4408 Detroit Ave
Cleveland, OH 44113
Cleveland, OH 44113
It’s hard to just get a burger these days. I mean, it seems like every burger in town has a pretty predictable set of ingredients:
- Grass-fed beef;
- Aged, locally-sourced cheddar cheese;
- Smoked applewood bacon;
- Some variety of cured onions;
- Heirloom tomatoes and organic lettuce;
- Artisinal roll.
Seriously, go into any “foodie” place, the kind of restaurant where bloggers take pictures of their food with DSLR cameras that they leave on Auto, and see how many of these you can tick off. It’s likely that the menu will mention each of these items, and the waiter will, if well-trained, emphasize them in his sales speech. We’re in a sort of Cold War-style burger race now, and the only advantages to be gained are in incremental variations – organic poppyseed rolls, or specialty onions, or restaurant-grown produce, or if the chef brought the cow to your table before slaughtering it and grinding up its meat, perhaps leaving the ear on your table as a trophy.
So it’s nice to see a place ignore these Burger Wars and just grill beef, put it together, and trust that it will be fine.

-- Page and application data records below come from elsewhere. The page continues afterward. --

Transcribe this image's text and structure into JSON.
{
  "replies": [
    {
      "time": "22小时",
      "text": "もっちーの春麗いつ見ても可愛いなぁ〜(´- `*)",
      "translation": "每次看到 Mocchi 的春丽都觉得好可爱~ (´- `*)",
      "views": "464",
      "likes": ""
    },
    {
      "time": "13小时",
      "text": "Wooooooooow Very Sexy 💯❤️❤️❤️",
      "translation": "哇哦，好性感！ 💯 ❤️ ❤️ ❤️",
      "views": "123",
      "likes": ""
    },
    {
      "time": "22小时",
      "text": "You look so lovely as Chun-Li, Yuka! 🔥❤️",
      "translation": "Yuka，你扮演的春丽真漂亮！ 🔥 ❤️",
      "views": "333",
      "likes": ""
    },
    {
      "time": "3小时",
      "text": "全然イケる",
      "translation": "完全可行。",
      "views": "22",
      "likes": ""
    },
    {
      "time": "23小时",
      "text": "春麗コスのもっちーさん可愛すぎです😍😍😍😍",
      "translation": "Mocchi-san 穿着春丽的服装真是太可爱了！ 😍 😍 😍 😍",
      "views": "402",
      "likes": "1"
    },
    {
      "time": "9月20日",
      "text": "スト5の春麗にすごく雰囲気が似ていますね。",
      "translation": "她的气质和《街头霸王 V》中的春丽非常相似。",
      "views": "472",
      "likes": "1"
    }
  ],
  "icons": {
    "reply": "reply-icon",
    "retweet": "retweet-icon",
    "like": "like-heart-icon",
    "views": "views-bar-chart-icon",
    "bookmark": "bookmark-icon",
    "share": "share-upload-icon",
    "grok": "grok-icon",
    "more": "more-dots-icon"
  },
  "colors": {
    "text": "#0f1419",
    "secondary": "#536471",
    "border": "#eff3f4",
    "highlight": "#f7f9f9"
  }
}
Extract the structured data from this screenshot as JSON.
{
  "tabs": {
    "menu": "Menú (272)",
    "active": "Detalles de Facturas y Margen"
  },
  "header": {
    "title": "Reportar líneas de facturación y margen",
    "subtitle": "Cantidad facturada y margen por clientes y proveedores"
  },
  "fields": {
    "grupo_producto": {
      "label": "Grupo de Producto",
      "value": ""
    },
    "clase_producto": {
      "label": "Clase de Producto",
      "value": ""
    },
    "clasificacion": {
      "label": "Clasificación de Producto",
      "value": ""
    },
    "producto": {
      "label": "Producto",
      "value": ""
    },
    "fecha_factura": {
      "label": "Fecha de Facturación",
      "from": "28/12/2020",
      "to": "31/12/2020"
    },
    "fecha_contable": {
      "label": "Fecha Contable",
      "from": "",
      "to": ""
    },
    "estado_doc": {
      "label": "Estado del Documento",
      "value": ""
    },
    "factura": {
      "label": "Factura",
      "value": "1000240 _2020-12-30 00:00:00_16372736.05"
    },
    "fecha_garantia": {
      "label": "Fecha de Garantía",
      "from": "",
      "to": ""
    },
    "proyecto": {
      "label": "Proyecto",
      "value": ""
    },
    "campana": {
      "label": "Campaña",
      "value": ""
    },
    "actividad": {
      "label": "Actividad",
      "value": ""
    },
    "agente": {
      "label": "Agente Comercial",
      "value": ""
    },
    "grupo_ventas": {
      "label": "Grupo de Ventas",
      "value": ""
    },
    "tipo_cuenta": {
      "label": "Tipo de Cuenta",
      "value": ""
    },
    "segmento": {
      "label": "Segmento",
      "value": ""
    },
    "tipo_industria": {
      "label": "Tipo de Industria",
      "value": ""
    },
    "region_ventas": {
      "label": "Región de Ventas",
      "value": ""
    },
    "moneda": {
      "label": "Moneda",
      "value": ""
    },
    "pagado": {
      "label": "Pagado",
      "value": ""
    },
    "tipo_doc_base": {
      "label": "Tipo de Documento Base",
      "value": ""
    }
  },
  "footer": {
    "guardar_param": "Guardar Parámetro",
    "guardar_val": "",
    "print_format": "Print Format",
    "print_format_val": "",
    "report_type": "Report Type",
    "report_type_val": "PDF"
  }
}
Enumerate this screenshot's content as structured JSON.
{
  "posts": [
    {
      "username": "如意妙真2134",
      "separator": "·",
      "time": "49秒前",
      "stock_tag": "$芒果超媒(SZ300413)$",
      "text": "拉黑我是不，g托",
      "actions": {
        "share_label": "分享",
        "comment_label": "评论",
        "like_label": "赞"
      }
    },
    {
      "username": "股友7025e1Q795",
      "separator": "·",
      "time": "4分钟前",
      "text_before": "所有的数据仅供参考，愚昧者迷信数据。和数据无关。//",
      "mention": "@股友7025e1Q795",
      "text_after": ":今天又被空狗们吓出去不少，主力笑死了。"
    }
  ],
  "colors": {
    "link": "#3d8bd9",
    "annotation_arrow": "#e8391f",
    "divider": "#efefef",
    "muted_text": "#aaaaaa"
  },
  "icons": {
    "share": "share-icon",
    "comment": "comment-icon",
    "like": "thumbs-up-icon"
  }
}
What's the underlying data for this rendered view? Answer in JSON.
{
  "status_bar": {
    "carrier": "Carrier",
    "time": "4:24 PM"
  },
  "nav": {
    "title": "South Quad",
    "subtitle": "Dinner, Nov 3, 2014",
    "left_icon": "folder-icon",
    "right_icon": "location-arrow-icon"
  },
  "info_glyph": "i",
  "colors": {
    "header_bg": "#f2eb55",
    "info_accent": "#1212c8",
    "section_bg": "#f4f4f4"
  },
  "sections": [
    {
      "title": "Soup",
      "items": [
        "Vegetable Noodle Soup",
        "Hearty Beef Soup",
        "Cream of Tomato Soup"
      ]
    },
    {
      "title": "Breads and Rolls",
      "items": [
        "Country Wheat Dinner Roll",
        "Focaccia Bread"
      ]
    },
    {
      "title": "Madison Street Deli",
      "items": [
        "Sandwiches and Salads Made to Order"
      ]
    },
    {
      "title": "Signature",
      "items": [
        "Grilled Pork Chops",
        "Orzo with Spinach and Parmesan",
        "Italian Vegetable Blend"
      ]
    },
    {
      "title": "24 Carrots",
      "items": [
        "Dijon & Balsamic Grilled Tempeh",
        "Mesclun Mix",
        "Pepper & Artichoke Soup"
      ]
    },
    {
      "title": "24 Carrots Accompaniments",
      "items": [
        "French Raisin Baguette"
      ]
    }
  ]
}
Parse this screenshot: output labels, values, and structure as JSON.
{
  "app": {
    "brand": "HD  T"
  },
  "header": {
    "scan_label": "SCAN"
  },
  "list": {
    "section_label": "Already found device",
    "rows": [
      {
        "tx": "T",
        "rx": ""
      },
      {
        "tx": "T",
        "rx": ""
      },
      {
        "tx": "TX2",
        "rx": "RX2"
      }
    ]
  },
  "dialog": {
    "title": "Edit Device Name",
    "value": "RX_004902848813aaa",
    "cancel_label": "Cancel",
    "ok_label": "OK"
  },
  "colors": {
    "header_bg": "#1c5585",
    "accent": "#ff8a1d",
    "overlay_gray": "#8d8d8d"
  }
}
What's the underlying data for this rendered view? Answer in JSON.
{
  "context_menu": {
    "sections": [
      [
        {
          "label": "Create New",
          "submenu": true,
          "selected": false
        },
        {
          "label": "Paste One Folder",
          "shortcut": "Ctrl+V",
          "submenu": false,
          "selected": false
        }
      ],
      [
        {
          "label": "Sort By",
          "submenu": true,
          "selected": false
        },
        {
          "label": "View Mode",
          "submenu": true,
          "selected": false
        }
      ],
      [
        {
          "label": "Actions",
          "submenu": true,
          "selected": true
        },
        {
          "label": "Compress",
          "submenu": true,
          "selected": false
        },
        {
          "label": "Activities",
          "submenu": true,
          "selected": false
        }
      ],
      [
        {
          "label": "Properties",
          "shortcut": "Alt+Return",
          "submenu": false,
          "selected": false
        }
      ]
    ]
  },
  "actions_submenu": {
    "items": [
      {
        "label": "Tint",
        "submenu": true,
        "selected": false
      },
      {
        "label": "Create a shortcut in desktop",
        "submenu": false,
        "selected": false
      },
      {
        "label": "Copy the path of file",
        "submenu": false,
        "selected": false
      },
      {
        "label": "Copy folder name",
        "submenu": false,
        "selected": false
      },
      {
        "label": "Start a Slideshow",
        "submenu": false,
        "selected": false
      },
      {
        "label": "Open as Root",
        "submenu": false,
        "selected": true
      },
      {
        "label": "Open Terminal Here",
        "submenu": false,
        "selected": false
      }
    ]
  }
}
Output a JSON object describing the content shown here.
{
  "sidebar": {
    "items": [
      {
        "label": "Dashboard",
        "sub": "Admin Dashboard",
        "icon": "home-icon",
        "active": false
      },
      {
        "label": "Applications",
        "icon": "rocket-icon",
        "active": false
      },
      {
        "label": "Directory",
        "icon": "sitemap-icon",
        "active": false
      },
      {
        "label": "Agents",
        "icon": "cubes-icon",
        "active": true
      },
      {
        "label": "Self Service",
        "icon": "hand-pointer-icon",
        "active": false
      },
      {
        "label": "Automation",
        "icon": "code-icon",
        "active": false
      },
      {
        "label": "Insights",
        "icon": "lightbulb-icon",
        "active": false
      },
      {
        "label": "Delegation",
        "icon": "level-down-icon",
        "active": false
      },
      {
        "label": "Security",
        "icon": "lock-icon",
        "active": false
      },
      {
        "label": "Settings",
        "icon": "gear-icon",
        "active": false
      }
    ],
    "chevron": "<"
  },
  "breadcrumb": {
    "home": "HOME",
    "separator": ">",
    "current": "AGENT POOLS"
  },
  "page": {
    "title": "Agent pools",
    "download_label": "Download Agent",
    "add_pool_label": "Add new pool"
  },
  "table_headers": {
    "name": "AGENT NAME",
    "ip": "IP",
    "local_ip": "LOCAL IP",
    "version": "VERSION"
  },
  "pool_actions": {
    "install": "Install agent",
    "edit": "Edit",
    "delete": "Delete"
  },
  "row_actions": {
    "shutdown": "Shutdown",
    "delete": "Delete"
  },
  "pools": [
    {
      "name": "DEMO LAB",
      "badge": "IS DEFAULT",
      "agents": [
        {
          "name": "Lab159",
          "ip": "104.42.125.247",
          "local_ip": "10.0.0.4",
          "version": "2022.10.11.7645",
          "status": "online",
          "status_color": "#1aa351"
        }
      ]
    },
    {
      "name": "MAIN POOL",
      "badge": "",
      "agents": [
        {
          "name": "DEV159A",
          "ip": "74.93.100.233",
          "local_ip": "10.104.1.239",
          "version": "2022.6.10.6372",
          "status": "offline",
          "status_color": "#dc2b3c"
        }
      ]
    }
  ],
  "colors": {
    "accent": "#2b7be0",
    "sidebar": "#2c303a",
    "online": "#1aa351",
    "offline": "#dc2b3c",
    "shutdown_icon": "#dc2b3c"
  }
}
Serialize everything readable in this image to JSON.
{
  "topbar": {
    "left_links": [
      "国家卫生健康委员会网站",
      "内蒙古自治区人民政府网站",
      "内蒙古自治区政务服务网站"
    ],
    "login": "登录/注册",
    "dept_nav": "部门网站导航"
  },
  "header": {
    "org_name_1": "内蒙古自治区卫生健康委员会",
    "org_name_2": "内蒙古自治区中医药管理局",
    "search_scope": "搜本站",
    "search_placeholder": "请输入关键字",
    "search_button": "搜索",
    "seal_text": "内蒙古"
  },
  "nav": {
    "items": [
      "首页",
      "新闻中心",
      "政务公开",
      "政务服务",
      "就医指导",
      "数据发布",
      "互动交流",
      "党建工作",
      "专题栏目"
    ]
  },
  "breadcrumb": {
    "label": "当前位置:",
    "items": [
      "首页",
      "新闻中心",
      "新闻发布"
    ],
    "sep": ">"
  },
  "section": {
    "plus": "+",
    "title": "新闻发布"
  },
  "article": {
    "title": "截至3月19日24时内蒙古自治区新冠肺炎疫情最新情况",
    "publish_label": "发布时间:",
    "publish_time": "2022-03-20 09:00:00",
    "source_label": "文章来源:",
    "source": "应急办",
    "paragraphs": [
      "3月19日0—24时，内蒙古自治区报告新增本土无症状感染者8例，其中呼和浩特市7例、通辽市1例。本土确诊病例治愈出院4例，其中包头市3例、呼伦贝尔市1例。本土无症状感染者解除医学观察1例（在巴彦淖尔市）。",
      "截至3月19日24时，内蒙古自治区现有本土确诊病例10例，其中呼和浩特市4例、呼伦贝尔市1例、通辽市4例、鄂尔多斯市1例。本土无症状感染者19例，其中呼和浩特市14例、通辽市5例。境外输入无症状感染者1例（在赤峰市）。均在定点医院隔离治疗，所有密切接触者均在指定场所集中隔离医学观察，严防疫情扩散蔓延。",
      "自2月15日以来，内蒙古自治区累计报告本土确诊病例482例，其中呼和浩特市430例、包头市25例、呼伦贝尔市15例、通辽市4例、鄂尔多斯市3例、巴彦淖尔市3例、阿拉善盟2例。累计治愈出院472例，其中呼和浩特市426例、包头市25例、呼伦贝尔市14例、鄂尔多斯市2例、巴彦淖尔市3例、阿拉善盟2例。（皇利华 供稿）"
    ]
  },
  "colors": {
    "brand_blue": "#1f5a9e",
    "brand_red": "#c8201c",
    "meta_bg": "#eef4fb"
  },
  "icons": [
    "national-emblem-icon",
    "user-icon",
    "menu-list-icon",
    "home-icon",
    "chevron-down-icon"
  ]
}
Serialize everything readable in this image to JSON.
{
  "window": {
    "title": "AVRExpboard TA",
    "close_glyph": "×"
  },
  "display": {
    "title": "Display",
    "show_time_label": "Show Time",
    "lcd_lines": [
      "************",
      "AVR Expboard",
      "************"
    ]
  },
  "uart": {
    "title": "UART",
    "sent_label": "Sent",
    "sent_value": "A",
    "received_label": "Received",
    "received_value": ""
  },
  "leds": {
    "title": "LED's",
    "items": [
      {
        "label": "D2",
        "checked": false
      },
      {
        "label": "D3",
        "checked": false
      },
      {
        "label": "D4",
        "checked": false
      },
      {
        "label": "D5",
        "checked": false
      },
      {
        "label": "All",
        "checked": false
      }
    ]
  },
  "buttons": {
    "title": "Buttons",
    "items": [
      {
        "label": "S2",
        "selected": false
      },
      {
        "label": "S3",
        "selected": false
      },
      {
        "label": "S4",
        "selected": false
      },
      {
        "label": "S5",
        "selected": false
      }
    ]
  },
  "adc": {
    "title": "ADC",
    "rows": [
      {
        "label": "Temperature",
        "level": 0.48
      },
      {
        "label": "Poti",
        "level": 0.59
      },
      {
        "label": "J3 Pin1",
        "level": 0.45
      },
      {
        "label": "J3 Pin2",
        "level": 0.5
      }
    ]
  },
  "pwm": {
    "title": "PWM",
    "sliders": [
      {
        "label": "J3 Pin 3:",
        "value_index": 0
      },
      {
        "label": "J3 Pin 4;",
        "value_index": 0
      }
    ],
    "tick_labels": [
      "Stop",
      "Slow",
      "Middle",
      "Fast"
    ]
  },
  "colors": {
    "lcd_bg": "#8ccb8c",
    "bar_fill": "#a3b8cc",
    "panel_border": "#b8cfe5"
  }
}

The operative word there is “grill.” The burger at the Harp was fine – it was disassembled so I could add all of the produce and condiments I desired. Actually, come to think of it, that’s the first time in a while where the restaurant didn’t assume that they knew best how to make the most delicious burger and that I would love whatever they put together. It was a good burger – the bread soaked up beef juices, the produce was fresh, the cheese was tasty. What set it apart, though, was the last few bites: on one of the ends of the clearly hand-formed patty was a charred bit, still touched with flame.
And that’s what restaurants have forgotten. In their quest to make the most special burger with the most special tastes, they lost the idea that a burger starts out with flame applied to flesh, and that this alchemy still matters to consumers. The Harp hasn’t forgotten, though, and that’s why their burgers, prepared in the traditional manner, are suddenly special and have suddenly won the Burger Wars.